*WORK REQUEST*
The lines of the records that include "screenshot" should all be copied.

Web page and app entries
==============================
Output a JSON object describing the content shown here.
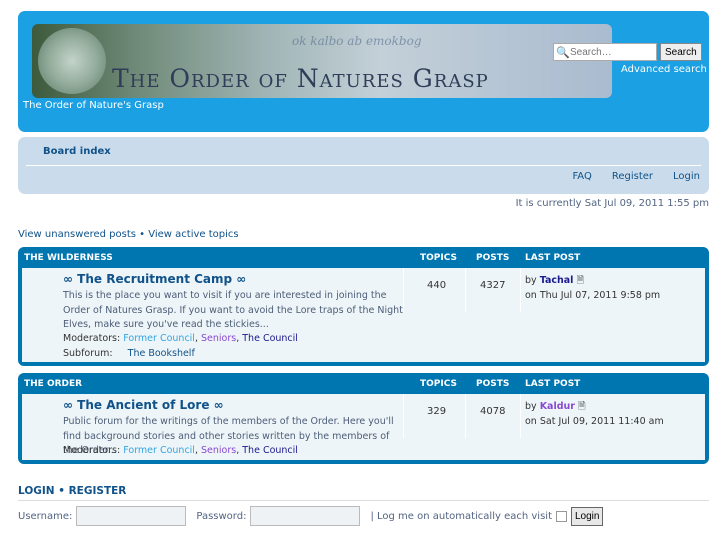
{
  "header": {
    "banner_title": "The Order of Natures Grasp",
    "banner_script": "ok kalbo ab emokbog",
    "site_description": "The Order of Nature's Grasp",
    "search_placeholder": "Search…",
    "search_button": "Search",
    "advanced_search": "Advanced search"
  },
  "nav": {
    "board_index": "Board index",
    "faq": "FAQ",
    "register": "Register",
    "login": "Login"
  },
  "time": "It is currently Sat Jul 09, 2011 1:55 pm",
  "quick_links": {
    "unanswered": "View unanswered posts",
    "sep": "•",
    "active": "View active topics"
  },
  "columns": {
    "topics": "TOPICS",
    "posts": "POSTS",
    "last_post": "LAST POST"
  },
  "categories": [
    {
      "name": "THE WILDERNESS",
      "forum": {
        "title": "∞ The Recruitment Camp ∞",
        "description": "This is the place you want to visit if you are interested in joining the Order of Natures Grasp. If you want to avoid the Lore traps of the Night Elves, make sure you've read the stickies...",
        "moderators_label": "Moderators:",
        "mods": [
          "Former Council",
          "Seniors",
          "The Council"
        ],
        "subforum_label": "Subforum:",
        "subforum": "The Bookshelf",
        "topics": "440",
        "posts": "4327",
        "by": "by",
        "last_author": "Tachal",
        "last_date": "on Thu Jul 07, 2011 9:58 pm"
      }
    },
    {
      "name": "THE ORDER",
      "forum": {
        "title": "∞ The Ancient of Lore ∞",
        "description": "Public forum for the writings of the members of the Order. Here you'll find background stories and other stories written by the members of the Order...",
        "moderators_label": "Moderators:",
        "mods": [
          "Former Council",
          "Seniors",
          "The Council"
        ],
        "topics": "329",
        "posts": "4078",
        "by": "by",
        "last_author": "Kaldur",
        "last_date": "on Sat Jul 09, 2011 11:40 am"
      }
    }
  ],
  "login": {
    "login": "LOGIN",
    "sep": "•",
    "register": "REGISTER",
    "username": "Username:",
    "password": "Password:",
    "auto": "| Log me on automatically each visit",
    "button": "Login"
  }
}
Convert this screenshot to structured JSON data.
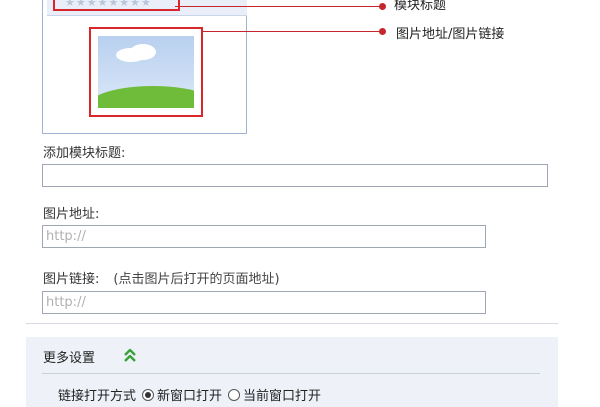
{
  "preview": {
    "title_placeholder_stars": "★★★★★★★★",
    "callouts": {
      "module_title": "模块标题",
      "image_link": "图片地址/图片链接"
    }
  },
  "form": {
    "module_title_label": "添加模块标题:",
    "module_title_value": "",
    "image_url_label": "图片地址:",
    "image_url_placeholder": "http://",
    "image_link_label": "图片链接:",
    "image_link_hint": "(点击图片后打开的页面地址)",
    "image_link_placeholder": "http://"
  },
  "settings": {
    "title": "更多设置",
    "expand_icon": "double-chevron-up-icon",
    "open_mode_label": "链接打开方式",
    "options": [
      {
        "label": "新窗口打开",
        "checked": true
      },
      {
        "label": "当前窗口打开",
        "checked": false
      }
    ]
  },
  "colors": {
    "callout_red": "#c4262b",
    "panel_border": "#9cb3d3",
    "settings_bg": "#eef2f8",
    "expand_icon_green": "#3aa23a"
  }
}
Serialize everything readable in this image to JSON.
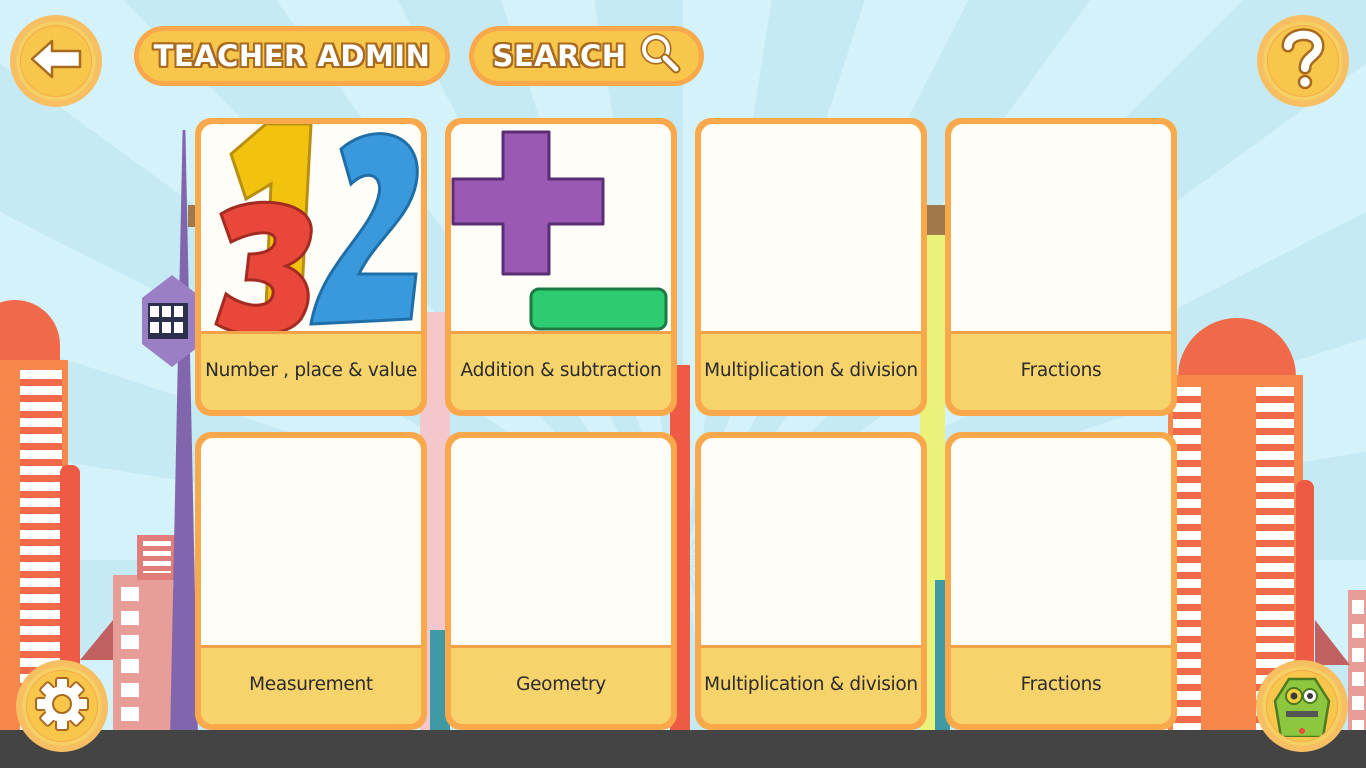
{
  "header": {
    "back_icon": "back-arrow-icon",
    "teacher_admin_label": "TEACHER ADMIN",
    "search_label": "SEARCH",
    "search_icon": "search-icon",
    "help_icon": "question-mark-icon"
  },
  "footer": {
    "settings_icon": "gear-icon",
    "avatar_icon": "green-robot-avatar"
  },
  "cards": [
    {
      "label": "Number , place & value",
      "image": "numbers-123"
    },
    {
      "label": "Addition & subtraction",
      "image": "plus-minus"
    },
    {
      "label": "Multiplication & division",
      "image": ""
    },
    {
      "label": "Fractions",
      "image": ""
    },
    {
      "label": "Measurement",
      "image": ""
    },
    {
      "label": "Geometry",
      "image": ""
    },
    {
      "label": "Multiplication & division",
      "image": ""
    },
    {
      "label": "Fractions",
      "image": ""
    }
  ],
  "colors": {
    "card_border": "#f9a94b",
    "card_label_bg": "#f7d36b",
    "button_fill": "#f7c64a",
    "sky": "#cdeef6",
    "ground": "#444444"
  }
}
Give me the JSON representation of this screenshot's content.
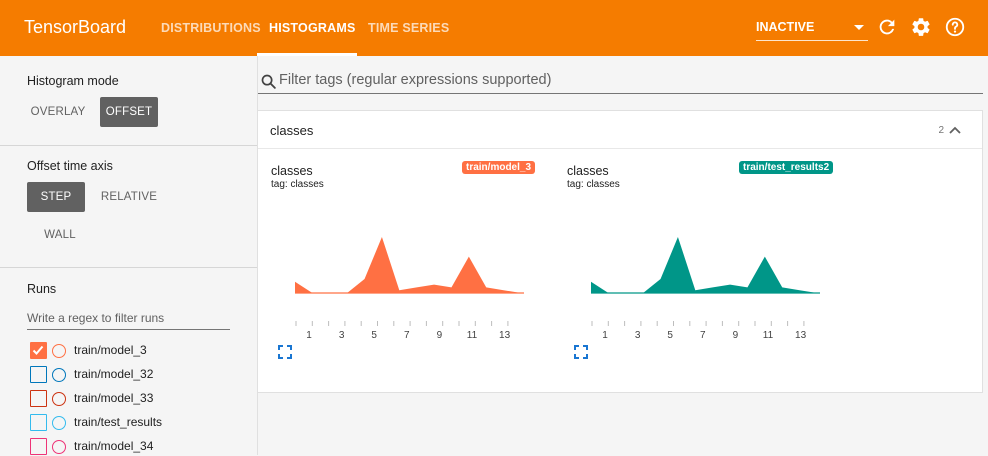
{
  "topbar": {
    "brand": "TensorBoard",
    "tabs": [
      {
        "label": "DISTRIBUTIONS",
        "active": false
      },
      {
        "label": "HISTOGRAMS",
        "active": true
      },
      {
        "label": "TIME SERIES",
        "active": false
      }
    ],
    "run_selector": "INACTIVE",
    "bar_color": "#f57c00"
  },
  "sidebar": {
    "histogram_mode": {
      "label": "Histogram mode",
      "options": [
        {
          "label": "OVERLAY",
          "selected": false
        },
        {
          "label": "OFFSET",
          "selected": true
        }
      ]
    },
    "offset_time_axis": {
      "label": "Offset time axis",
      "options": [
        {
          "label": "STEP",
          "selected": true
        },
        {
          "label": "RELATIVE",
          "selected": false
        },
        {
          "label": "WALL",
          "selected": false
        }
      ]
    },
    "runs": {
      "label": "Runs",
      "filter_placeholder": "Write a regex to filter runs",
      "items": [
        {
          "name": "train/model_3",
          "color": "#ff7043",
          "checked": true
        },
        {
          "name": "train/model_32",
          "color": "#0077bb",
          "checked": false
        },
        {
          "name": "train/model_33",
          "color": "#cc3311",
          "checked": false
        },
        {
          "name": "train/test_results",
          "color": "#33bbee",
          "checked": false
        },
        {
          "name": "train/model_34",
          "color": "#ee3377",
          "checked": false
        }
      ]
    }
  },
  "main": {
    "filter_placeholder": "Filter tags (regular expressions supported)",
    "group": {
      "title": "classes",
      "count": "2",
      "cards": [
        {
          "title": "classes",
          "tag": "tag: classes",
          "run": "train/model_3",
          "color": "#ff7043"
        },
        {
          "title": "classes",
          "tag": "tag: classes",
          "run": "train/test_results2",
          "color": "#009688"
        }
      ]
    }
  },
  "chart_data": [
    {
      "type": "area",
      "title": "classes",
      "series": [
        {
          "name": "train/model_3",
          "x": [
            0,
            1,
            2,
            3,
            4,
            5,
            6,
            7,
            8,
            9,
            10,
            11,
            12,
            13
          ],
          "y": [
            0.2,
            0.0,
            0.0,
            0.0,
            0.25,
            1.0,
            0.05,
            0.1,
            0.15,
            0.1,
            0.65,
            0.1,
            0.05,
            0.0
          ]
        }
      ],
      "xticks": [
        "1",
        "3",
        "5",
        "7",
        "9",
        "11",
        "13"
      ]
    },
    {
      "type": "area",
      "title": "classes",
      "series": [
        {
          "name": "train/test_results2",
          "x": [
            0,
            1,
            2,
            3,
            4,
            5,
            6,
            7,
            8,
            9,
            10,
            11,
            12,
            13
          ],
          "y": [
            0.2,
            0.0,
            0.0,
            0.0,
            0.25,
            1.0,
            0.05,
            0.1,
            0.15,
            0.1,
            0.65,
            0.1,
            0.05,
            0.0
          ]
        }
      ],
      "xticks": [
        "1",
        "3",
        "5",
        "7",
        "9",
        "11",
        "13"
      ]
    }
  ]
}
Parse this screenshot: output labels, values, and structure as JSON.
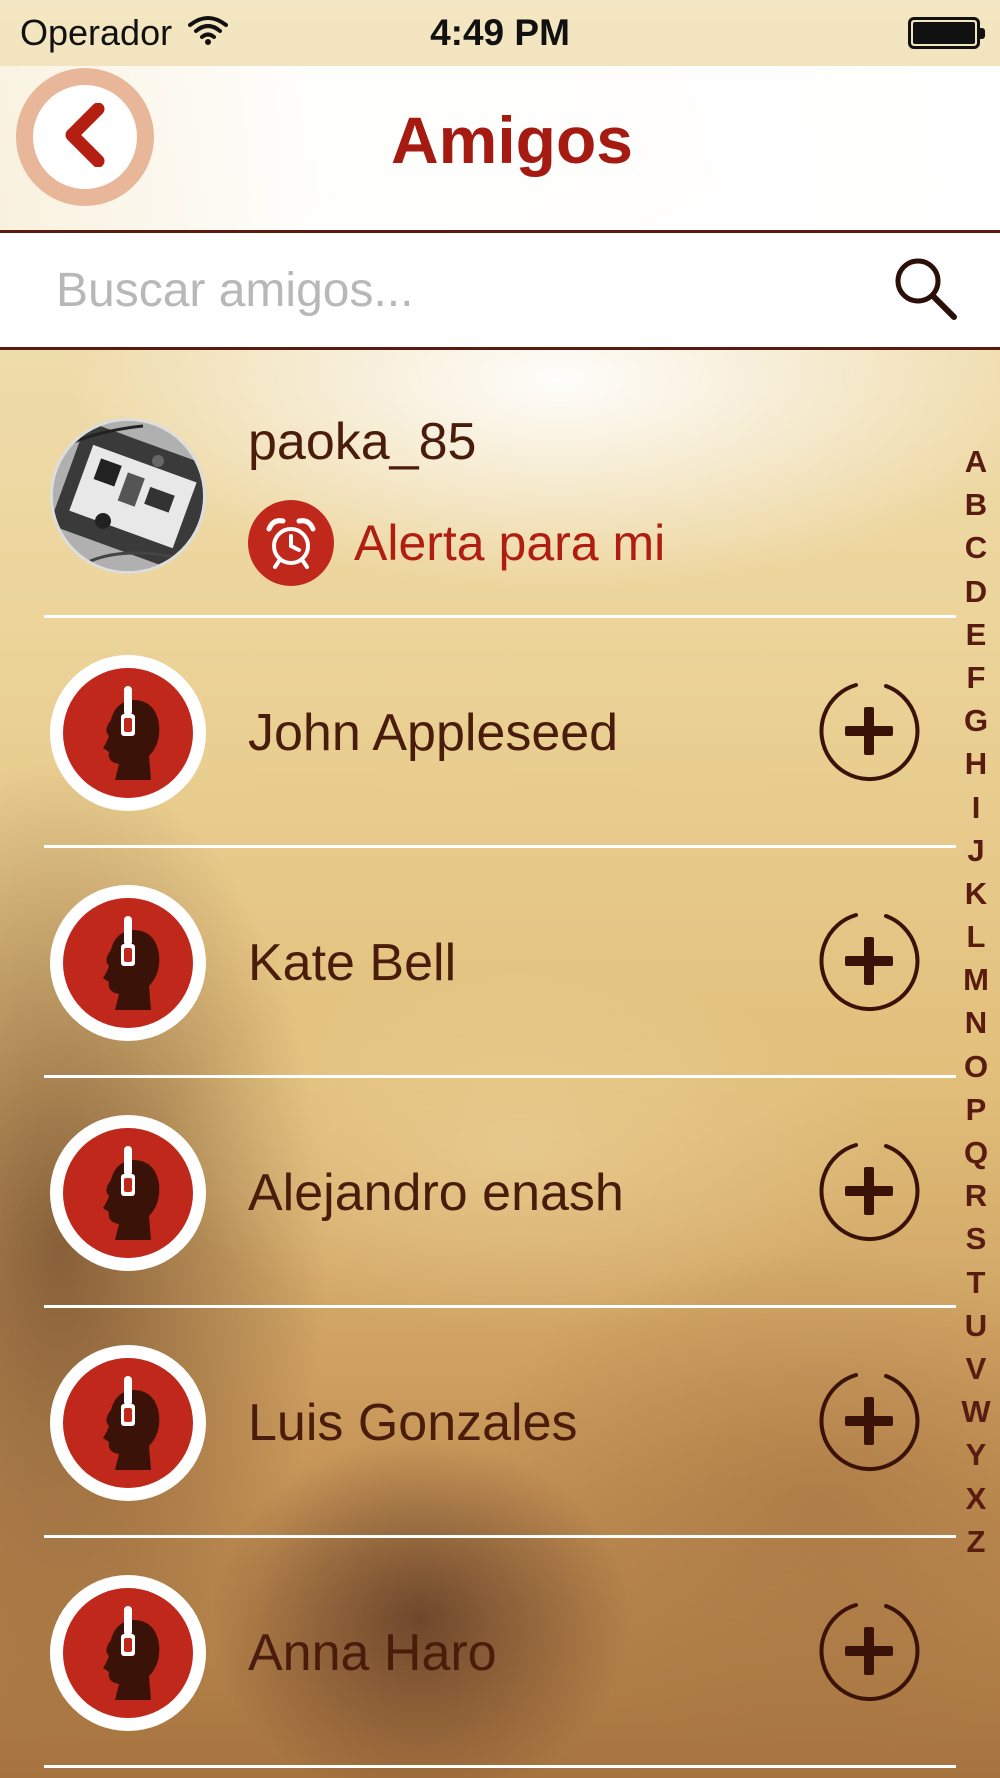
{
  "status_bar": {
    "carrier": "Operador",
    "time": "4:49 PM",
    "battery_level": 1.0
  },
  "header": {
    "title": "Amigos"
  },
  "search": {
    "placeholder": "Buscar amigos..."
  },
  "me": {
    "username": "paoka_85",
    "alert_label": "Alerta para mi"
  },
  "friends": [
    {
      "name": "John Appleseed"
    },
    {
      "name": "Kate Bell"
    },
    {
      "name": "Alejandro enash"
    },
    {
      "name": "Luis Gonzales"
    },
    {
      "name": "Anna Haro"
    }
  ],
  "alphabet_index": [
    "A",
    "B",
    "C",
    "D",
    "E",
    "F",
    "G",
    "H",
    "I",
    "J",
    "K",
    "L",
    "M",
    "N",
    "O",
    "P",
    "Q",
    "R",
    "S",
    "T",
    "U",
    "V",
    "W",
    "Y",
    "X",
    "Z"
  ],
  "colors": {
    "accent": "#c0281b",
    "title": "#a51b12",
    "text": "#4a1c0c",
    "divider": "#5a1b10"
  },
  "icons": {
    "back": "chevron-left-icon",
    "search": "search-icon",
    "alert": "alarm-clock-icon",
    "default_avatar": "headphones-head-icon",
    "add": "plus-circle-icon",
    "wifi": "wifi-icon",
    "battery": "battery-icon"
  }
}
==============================
*SOLUTION FOR THIS PROBLEM*
Convert this screenshot to structured JSON data.
Give me the JSON representation of this screenshot's content.
Parse this screenshot: output labels, values, and structure as JSON.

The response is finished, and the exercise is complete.